by taking more sources of need into consideration in each replenishment planning cycle. This<br/><br>
viii<br/><br>
would imply that a supply chain would benefit if a VMI system were designed to support a<br/><br>
higher level of integration.<br/><br>
The licentiate thesis’ contribution to the scientific community is a framework to be able to<br/><br>
analyse different designs of VMI systems in order to find those configurations that might not<br/><br>
be so beneficial and those that are more optimal from a supply chain perspective. The thesis<br/><br>
also contributes new knowledge about what affects a supplier’s possibility to utilise VMI<br/><br>
information in his upstream planning processes, to be added to previous findings. Another<br/><br>

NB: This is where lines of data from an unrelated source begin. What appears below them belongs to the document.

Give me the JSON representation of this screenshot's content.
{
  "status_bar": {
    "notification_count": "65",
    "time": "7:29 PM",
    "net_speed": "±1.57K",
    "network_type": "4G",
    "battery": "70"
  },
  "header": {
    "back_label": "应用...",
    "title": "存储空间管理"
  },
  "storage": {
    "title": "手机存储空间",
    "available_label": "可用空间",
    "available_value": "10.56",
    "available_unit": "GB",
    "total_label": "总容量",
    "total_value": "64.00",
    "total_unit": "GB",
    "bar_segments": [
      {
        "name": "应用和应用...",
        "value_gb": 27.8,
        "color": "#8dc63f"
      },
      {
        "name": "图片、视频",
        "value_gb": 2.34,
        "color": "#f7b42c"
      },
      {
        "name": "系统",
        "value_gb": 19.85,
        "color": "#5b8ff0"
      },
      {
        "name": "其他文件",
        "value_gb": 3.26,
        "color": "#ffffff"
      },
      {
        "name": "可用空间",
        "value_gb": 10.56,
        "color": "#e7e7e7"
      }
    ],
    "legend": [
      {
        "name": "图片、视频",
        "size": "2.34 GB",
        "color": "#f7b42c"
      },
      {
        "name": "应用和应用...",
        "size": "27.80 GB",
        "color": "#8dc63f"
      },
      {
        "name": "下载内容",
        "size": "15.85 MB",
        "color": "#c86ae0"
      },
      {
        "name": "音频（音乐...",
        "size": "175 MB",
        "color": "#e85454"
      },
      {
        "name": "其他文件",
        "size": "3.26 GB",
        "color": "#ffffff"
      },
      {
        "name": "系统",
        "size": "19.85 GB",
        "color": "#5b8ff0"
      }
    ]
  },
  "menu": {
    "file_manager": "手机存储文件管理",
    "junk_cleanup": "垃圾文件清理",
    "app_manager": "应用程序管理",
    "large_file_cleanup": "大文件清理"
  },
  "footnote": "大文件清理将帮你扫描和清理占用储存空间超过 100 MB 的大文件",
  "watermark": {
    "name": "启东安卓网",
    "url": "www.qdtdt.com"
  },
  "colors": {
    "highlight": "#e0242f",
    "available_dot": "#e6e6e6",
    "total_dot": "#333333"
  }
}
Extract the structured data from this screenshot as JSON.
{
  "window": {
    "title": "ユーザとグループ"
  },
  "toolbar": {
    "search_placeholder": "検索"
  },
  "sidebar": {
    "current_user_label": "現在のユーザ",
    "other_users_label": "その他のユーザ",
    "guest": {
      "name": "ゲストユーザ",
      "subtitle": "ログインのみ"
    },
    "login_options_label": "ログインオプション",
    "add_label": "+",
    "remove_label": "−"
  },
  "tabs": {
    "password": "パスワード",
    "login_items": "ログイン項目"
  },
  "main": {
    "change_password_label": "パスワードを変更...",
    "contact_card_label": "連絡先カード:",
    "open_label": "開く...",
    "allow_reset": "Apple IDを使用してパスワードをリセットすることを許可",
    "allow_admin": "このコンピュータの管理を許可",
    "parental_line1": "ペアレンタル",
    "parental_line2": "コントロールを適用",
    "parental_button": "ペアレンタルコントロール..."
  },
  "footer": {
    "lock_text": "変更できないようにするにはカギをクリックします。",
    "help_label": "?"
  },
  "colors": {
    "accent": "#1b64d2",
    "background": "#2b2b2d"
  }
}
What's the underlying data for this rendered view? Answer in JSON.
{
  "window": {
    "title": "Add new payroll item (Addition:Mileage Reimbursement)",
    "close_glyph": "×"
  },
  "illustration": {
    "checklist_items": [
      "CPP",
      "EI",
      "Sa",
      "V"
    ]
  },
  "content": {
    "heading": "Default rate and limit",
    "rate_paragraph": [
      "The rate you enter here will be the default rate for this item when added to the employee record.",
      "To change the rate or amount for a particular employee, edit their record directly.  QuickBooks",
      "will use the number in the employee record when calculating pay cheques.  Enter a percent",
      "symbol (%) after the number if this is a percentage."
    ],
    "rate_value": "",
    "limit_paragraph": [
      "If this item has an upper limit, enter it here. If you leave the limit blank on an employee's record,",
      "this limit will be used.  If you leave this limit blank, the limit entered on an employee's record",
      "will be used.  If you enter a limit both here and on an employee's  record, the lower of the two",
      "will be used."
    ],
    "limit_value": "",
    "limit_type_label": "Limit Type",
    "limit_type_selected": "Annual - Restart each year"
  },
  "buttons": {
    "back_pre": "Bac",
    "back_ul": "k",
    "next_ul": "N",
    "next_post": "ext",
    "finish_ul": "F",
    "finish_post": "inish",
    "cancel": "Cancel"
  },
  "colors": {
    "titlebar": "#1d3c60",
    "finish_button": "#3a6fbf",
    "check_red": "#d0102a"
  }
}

contribution is the integration model where three different dimensions of integration in VMI<br/><br>
relationships were identified. The final contribution of the thesis is the findings suggesting<br/><br>

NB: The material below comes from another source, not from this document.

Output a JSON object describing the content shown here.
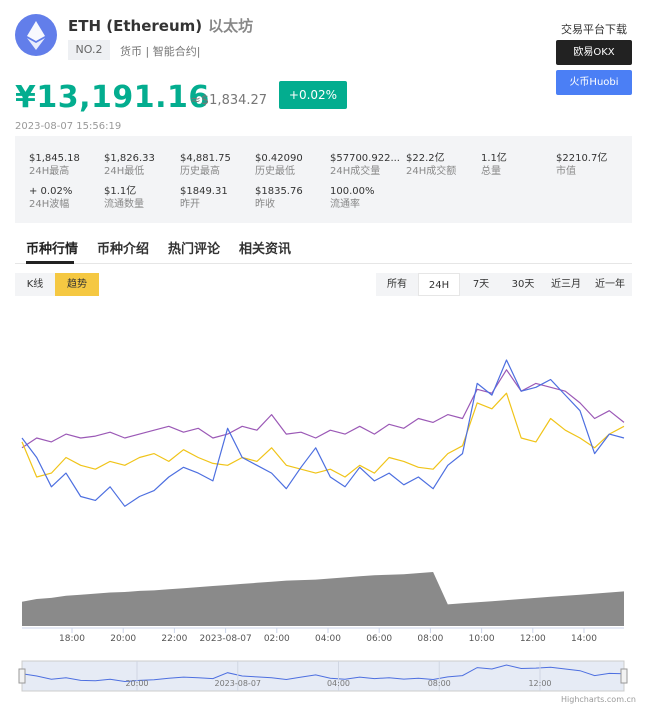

that there is a benefit to the whole supply chain if reaching a higher level of integration when<br/><br>
using a VMI system.<br/><br>
One of the industrial contributions of the licentiate study is the framework that could be a<br/><br>
foundation when discussing the design of a VMI system between a customer and a supplier.<br/><br>
Another contribution is the identified need of understanding how the design of the VMI<br/><br>
system, and in which IT system that inventory is controlled, will affect how well the concept<br/><br>
of VMI might be utilised. The final contribution is to provide a guideline for designing a VMI<br/><br>
system that would reach a higher customer integration when doing VMI replenishments, since<br/><br>
it would affect the whole supply chain by requiring fewer inventory levels in order to<br/><br>
maintain set service levels.<br/><br>
The research project has been conducted in close cooperation with industry, and especially<br/><br>
with Alfa Laval and Ericsson who have been industrial partners in this project. The project<br/><br>
has been financed by VINNOVA and CeLIT.},
  author       = {Ståhl Elvander, Mikael},
  isbn         = {978-91-976974-2-2},
  language     = {eng},
  pages        = {179},
  publisher    = {ARRAY(0xafea790)},
  title        = {Design and integration aspects of Vendor Managed Inventory systems},
  year         = {2007},
}